Such data breaches may occur as the result of malicious action, human error or a failure in information handling or security systems. In the case of any cyber security incidents where the following eligible data breaches occur:

  • a device, or paper record, containing a person's personal information is lost or stolen
  • a database containing personal information is accessed by malicious actors or persons not authorised to access the information
  • personal information is mistakenly provided to the wrong person

The breach must be contained according to the provisions of the CIRP, assessed and reported if it is likely to cause harm to the person.

Such harm is defined as including the risk of financial fraud, identity theft, personal harm or intimidation and negative impacts to a person’s reputation. Suspected data breaches should be assessed to see if there is potential for harm to any individuals as a result of the breach and whether such potential harm can be remediated. If possible the lost information should be recovered before it can be accessed or changed.

The affected person or organisation must be consulted and included in decisions concerning the prevention of harmful consequences. If there are other possible steps that can be taken to make the possibility of serious harm no longer likely, then these should be undertaken and if the risk of harm is deemed to have been addressed, then there is no need to report the breach.

If serious harm cannot be prevented, then the breach should be reported to the OAIC.

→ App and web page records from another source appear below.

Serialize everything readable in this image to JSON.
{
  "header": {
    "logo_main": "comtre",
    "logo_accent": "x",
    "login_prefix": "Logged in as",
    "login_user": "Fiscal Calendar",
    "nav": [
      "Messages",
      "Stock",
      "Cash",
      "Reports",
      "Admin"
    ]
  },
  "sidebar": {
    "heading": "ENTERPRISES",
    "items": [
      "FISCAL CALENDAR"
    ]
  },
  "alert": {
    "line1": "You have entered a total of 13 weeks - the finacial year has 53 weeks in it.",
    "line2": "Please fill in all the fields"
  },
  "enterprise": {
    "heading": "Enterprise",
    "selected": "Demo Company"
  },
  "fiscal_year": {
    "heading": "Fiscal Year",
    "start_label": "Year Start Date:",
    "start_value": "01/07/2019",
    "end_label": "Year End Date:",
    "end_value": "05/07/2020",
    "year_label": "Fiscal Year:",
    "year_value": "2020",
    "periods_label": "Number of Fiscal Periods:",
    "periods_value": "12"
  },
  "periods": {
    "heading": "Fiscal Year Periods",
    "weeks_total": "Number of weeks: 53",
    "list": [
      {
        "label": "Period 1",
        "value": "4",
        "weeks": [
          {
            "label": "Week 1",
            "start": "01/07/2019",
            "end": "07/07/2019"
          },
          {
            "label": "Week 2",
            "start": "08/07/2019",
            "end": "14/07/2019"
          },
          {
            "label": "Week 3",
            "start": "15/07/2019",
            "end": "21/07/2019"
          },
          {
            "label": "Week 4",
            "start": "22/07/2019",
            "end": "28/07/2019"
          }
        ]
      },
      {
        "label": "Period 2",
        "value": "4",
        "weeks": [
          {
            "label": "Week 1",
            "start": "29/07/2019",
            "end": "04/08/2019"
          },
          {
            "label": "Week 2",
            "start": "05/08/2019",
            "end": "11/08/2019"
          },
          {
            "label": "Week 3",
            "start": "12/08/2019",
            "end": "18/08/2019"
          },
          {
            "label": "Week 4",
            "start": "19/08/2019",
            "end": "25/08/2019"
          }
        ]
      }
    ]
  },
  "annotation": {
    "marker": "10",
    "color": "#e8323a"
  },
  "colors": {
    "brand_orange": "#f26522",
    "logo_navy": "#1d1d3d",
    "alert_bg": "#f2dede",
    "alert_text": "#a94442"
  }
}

Following such a breach, the incident will be reviewed as for any other cyber security incident according to the provisions of the CIRP. Information on data breaches, and the steps to take in response, is covered by Masters Academy training provided to all staff.

Making privacy complaints

If you have any questions that are privacy-related or wish to complain about a breach of the Australian Privacy Principle or the handling of your information, you may also contact our Competition Manager. We may ask you to lodge your complaint in writing. Any complaint will be investigated by the Competition Manager and you will be notified of the making of a decision in relation to the complaint as soon as possible and in any event within 30 days.

If we are unable to satisfactorily resolve your concerns about our handling of your personal information, you can contact:

Australian Information Commission

GPO Box 5218


Revision of Policy

This policy may be reviewed and revised from time to time to take into account changes in our practices and changes in legislative requirements.